- YOUR OBJECTIVE -
Scan the data below and state the number of lines that include the word "nghiệp", adding no comment.

■ ■ ■ ■

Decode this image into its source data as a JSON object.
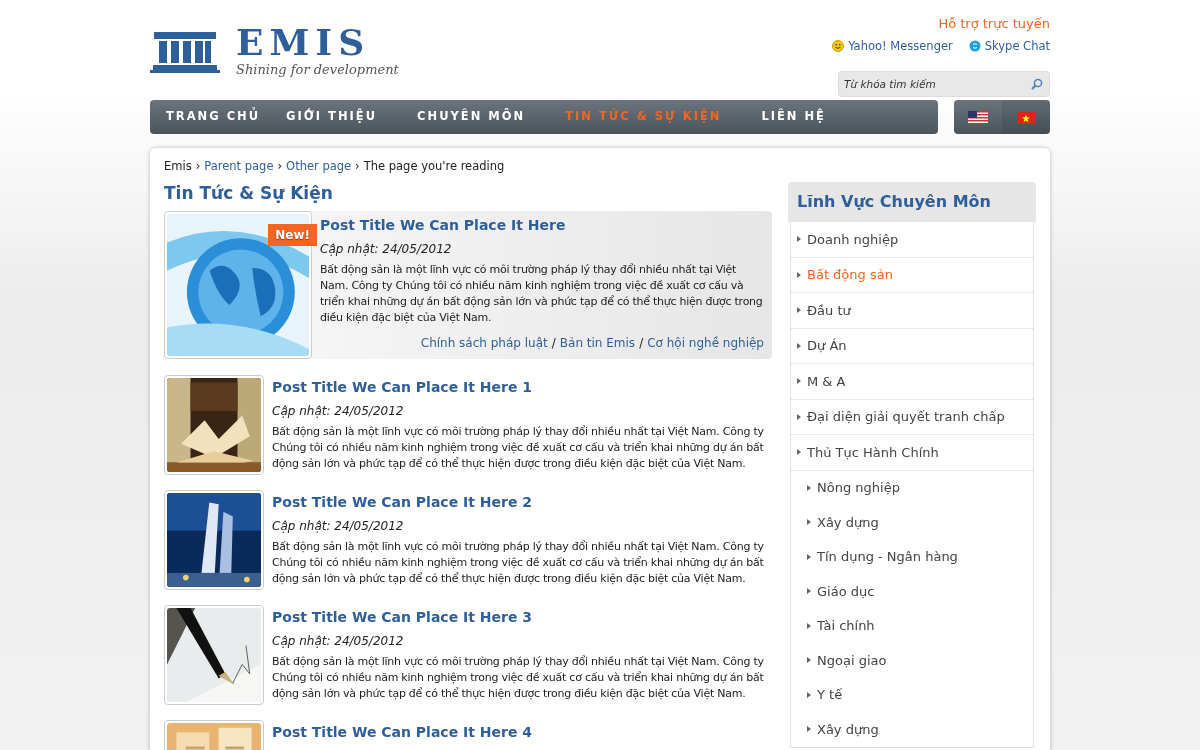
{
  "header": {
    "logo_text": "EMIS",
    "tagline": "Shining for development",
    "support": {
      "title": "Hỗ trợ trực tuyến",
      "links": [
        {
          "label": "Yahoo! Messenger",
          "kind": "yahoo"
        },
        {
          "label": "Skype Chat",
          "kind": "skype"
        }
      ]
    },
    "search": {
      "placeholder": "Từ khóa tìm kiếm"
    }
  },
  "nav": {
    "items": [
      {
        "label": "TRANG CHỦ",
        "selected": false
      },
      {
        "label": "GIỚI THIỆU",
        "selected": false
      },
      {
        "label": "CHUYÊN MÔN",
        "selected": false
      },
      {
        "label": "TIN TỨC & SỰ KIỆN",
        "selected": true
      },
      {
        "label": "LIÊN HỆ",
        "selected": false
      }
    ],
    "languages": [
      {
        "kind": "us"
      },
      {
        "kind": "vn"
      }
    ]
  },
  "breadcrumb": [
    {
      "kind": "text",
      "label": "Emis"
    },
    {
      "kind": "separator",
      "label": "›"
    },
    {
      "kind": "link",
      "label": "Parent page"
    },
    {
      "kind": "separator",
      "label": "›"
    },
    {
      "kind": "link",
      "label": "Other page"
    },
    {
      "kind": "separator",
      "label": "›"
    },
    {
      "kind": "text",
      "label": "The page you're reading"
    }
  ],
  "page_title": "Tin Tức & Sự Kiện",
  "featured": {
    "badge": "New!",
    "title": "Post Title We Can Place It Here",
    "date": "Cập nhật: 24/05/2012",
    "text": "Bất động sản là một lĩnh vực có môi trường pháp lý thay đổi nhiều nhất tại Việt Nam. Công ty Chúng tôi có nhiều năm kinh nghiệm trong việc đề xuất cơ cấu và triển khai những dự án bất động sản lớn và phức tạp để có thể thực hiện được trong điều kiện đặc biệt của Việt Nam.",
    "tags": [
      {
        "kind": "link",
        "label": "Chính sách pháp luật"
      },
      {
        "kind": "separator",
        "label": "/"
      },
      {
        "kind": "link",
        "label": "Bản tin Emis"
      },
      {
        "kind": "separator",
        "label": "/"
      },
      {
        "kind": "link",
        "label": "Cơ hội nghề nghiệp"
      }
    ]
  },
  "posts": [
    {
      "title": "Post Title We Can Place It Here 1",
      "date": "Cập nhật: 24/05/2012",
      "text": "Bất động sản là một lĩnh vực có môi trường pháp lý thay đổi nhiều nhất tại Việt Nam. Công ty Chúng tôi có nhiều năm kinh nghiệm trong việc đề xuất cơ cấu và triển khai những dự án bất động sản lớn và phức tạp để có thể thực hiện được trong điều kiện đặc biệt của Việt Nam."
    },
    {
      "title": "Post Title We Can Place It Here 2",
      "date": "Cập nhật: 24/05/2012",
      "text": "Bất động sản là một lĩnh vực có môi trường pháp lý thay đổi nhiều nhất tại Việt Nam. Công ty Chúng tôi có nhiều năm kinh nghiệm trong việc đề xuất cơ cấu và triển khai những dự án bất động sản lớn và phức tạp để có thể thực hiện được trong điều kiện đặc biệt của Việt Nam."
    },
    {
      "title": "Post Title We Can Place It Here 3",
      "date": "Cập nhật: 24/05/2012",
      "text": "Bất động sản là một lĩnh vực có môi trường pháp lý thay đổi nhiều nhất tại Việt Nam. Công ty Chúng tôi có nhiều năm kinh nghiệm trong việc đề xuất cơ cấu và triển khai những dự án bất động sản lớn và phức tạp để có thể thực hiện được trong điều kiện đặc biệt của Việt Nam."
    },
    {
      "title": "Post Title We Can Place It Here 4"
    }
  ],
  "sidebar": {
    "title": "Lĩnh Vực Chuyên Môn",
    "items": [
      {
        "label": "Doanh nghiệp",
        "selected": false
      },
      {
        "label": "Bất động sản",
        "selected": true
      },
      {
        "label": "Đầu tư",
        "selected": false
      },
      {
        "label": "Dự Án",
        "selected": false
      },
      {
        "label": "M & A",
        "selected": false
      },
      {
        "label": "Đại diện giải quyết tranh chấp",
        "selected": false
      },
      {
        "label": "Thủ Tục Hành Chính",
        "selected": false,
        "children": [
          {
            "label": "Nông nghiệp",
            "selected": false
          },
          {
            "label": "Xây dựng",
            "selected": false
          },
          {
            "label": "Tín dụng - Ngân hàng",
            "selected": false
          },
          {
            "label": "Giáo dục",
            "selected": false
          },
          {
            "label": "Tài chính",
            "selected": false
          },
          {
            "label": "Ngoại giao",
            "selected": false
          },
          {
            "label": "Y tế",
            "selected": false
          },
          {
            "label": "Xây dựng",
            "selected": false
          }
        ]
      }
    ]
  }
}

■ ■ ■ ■

- ANSWER BOX -
3